Gems & Jewellery sector seeks pro-consumer initiatives from Union Budget 2022

Gem & Jewellery Council commends FM that the GST rate be reduced to 1.25 per cent in their Pre Budget-Recommendations 2022-23

Indian Gems & jewellery in making, sector budget recommendations

For nearly two years, India’s gem and jewellery industry and related businesses have been suffering and bearing the brunt of the pandemic. Customers are not spending much on jewellery because of lockdowns and curbs on the retail sector; and the MSME jewellers, craftsmen, and artisans —- who make up the majority of the indigenous industry —- are unable to claim any respite or relaxation despite their growing woes and stress.

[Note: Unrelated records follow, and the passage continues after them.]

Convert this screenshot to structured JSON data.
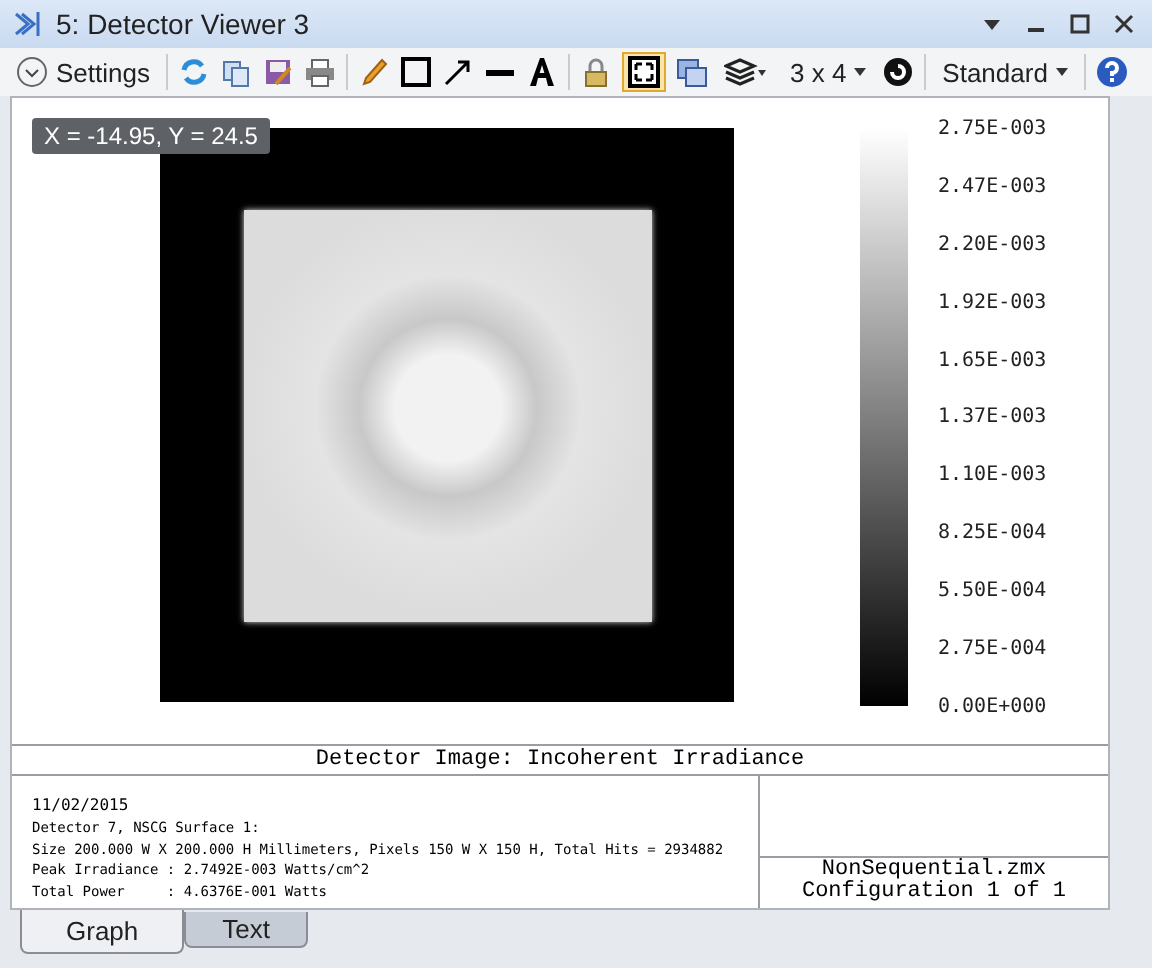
{
  "window": {
    "title": "5: Detector Viewer 3"
  },
  "toolbar": {
    "settings": "Settings",
    "layout": "3 x 4",
    "mode": "Standard"
  },
  "plot": {
    "cursor_readout": "X = -14.95, Y = 24.5",
    "legend_labels": [
      "2.75E-003",
      "2.47E-003",
      "2.20E-003",
      "1.92E-003",
      "1.65E-003",
      "1.37E-003",
      "1.10E-003",
      "8.25E-004",
      "5.50E-004",
      "2.75E-004",
      "0.00E+000"
    ],
    "caption": "Detector Image: Incoherent Irradiance"
  },
  "info": {
    "lines": [
      "11/02/2015",
      "Detector 7, NSCG Surface 1:",
      "Size 200.000 W X 200.000 H Millimeters, Pixels 150 W X 150 H, Total Hits = 2934882",
      "Peak Irradiance : 2.7492E-003 Watts/cm^2",
      "Total Power     : 4.6376E-001 Watts"
    ],
    "file": "NonSequential.zmx",
    "config": "Configuration 1 of 1"
  },
  "tabs": [
    {
      "label": "Graph",
      "selected": true
    },
    {
      "label": "Text",
      "selected": false
    }
  ]
}
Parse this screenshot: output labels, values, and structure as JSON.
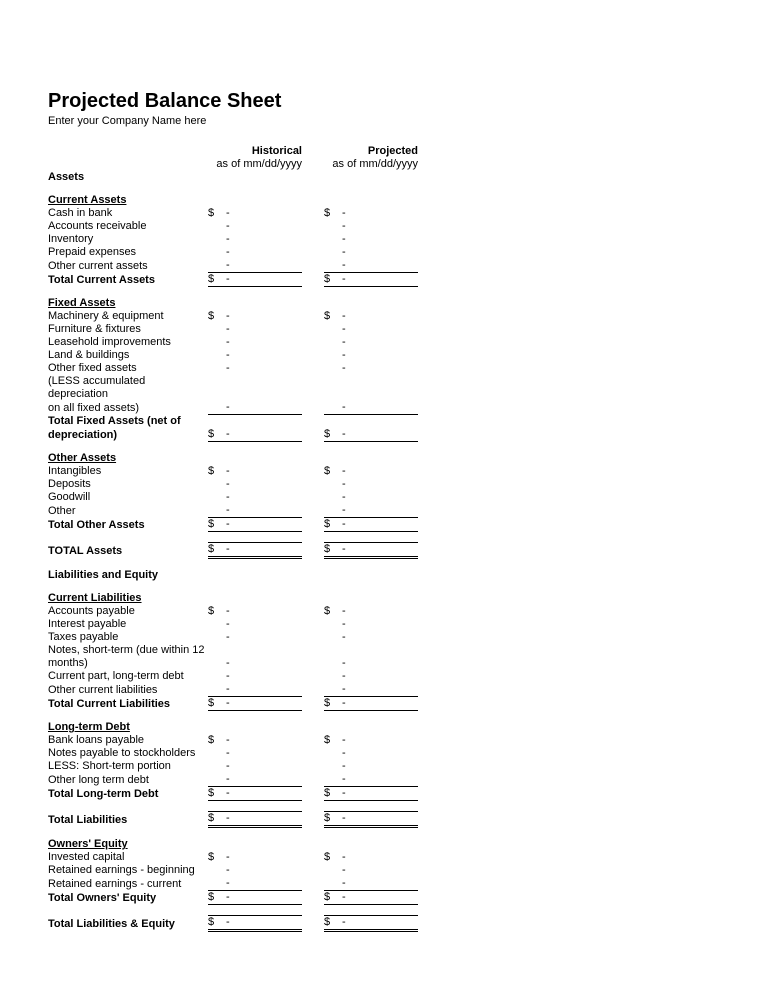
{
  "title": "Projected Balance Sheet",
  "subtitle": "Enter your Company Name here",
  "cols": {
    "hist_head": "Historical",
    "hist_sub": "as of mm/dd/yyyy",
    "proj_head": "Projected",
    "proj_sub": "as of mm/dd/yyyy"
  },
  "s": {
    "assets": "Assets",
    "cur_assets": "Current Assets",
    "cash": "Cash in bank",
    "ar": "Accounts receivable",
    "inv": "Inventory",
    "prepaid": "Prepaid expenses",
    "oca": "Other current assets",
    "tca": "Total Current Assets",
    "fixed": "Fixed Assets",
    "mach": "Machinery & equipment",
    "furn": "Furniture & fixtures",
    "lease": "Leasehold improvements",
    "land": "Land & buildings",
    "ofa": "Other fixed assets",
    "depr1": "(LESS accumulated depreciation",
    "depr2": "on all fixed assets)",
    "tfa1": "Total Fixed Assets (net of",
    "tfa2": "depreciation)",
    "other_assets": "Other Assets",
    "intan": "Intangibles",
    "dep": "Deposits",
    "good": "Goodwill",
    "oth": "Other",
    "toa": "Total Other Assets",
    "tot_assets": "TOTAL Assets",
    "liab_eq": "Liabilities and Equity",
    "cur_liab": "Current Liabilities",
    "ap": "Accounts payable",
    "ip": "Interest payable",
    "tp": "Taxes payable",
    "notes1": "Notes, short-term (due within 12",
    "notes2": "months)",
    "cpltd": "Current part, long-term debt",
    "ocl": "Other current liabilities",
    "tcl": "Total Current Liabilities",
    "ltd": "Long-term Debt",
    "bank": "Bank loans payable",
    "npst": "Notes payable to stockholders",
    "stp": "LESS: Short-term portion",
    "oltd": "Other long term debt",
    "tltd": "Total Long-term Debt",
    "tl": "Total Liabilities",
    "oe": "Owners' Equity",
    "inv_cap": "Invested capital",
    "reb": "Retained earnings - beginning",
    "rec": "Retained earnings - current",
    "toe": "Total Owners' Equity",
    "tle": "Total Liabilities & Equity"
  },
  "cur": "$",
  "dash": "-"
}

The All India Gem & Jewellery Domestic Council (GJC), the national apex body of the gems and jewellery industry, has recommended to the Union Finance Minister that the GST rate be reduced to 1.25 per cent in their Pre Budget-Recommendations 2022-23.

GJC has also urged FM to increase the PAN card limit from Rs 2 lakh to Rs 5 lakh rupees, citing the fact that many rural Indian households do not have PAN cards and have difficulty arranging the minimum required jewellery in times of need, particularly after a pandemic.

GJC has requested that the government issue appropriate clarification on the minimum amount of gold that an individual can deposit under the Gold Monetisation Scheme (GMS) without being questioned by any departmental authorities. GJC has also requested that the Gems & Jewellery industry be allowed an EMI facility for the purchase of 22K gold jewellery, which will result in a significant increase in the industry’s business following the pandemic.

Ashish Pethe, Chairman GJC, said, “Industry has been identified as one of the ‘stressed sectors’ in K V Kamath’s report. Hence, GJC has proposed changes in Section 40A of the Income Tax Act so that the existing daily cash limit of Rs 10,000/- per day be increased to Rs 1,00,000/- per day,” he said.

GJC has also urged the government to waive off the bank commission (1-1.5 per cent) on purchase of jewellery through credit cards thus ensuring a good boost to the ‘Digital India’ for the G & J Industry. We are confident and hopeful that there may be good reliefs announced for our industry during the Budget session, he adds.

GJC urged the government to extend to the Gems and Jewellery Industry the exemption from Capital Gains under Section 54F of the Income Tax Act of 1961. According to GJC, this will assist the industry in moving toward more organised and compliant business practises.

GJC has requested a cumulative GST rate of 1.25 per cent on gold, precious metals, gems, and articles of jewellery made of such metals, based on the Revenue Equivalence Principle. Previously, jewellery was subject to an excise duty of 1 per cent (without Input credit) or 12.5 per cent. (with input credit). However, jewellery was subject to excise duty only if the total turnover exceeded Rs 10 crore.

As a result, only a very small portion of the industry (approximately 15 to 20 per cent) was subject to excise duty. Furthermore, almost all states imposed a 1 per cent Value Added Tax (VAT) on jewellery (except Meghalaya, Kerala and Tripura). Hence, the majority of the players’ effective tax on locally manufactured gems and jewellery articles was 1 per cent or no more than 2 per cent.

The Gold Monetisation Scheme (GMS) was introduced by the Honourable Prime Minster in 2015 to turn gold holdings into an earning asset by allowing residents to deposit physical gold- bars, coins or jewellery – into a Gold Savings Account – the idea being to mobilise domestic gold to be channelised for productive use in the system.

However, the total deposits accumulated by the banks under the GMS are around 11.1 tonnes, which is a meagre number as compared to the estimated holdings of 23,000-24000 tonnes. Also, making the GMS more effective is important to address the widening current account deficit (CAD) issue. GJC, being a responsible trade body would like to emphasize upon the point that Government must clearly give exemptions to households for minimum 500 grams of gold deposited, being of ancestral nature, from questioning by any tax department. The same will make GMS more effective and benefit the government and participants at large, said GJC.